Pólya (1949) gave an example of a proof that is perfectly correct, yet deeply unsatisfying, due to the existence of a “deus ex machina” step. He suggested that deus ex machina steps are problematic because readers cannot grasp their “appropriateness”, i.e., they cannot grasp how such steps are “connected with the purpose” or how they “bring us nearer to the goal” (Pólya 1949, 685). His analysis, however, stopped there. In this talk, I will deepen Pólya’s analysis by investigating the proving activity that corresponds to a proof, that is, by putting the proving agent back into the picture. In particular, I will show how Bratman’s (1987) theory of planning agency can be used to provide a precise account of how a step may be “connected with the purpose” or “bring us nearer to the goal” (Pólya 1949, 685). (This talk is joint work with Yacin Hamami.)

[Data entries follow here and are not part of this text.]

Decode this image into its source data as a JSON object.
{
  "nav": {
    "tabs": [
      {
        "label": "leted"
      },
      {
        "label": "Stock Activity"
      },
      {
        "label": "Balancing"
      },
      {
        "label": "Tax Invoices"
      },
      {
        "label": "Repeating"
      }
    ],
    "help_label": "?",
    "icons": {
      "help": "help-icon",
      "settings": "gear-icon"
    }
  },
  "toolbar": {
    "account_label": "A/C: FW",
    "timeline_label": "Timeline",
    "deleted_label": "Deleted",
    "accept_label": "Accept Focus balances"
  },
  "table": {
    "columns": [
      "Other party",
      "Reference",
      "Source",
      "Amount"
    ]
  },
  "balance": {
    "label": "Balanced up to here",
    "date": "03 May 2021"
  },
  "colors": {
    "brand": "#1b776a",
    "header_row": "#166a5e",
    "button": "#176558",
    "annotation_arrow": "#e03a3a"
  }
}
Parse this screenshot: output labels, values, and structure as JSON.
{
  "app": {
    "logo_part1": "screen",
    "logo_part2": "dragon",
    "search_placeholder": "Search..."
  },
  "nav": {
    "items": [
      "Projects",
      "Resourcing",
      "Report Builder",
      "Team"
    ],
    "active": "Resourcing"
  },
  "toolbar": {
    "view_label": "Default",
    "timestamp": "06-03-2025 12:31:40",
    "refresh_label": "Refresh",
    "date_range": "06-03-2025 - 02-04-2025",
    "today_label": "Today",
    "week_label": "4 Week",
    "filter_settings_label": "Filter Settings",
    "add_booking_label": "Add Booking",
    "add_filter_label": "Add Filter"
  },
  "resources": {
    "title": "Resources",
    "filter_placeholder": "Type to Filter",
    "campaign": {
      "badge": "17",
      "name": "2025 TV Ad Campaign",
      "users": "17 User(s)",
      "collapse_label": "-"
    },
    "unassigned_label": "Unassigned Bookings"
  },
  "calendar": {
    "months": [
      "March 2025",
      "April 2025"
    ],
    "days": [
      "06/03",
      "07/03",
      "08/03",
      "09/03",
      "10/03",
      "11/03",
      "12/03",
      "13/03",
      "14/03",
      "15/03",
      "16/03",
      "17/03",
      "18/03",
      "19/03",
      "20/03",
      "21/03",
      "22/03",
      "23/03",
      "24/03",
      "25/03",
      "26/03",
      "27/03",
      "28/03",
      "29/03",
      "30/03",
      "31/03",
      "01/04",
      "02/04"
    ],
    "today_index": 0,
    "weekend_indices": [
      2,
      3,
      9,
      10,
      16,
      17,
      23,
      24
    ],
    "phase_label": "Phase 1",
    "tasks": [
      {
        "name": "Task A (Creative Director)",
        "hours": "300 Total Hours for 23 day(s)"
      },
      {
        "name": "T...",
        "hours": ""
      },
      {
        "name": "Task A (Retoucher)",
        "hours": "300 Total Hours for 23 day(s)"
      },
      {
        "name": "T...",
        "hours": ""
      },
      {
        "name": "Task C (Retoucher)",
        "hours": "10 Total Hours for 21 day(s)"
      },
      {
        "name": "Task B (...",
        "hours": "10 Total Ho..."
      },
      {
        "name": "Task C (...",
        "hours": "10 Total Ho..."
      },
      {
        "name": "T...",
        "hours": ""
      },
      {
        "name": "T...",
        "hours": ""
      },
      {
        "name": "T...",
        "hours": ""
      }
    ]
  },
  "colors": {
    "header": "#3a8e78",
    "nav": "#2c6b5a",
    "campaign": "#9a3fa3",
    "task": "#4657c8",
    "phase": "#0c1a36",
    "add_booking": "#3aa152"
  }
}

Michael E. Bratman (1987). Intention, Plans, and Practical Reason. Harvard University Press, Cambridge, MA.
Pólya, G. (1949). “With, or without, motivation?”. The American Mathematical Monthly, 56(10), 684-691.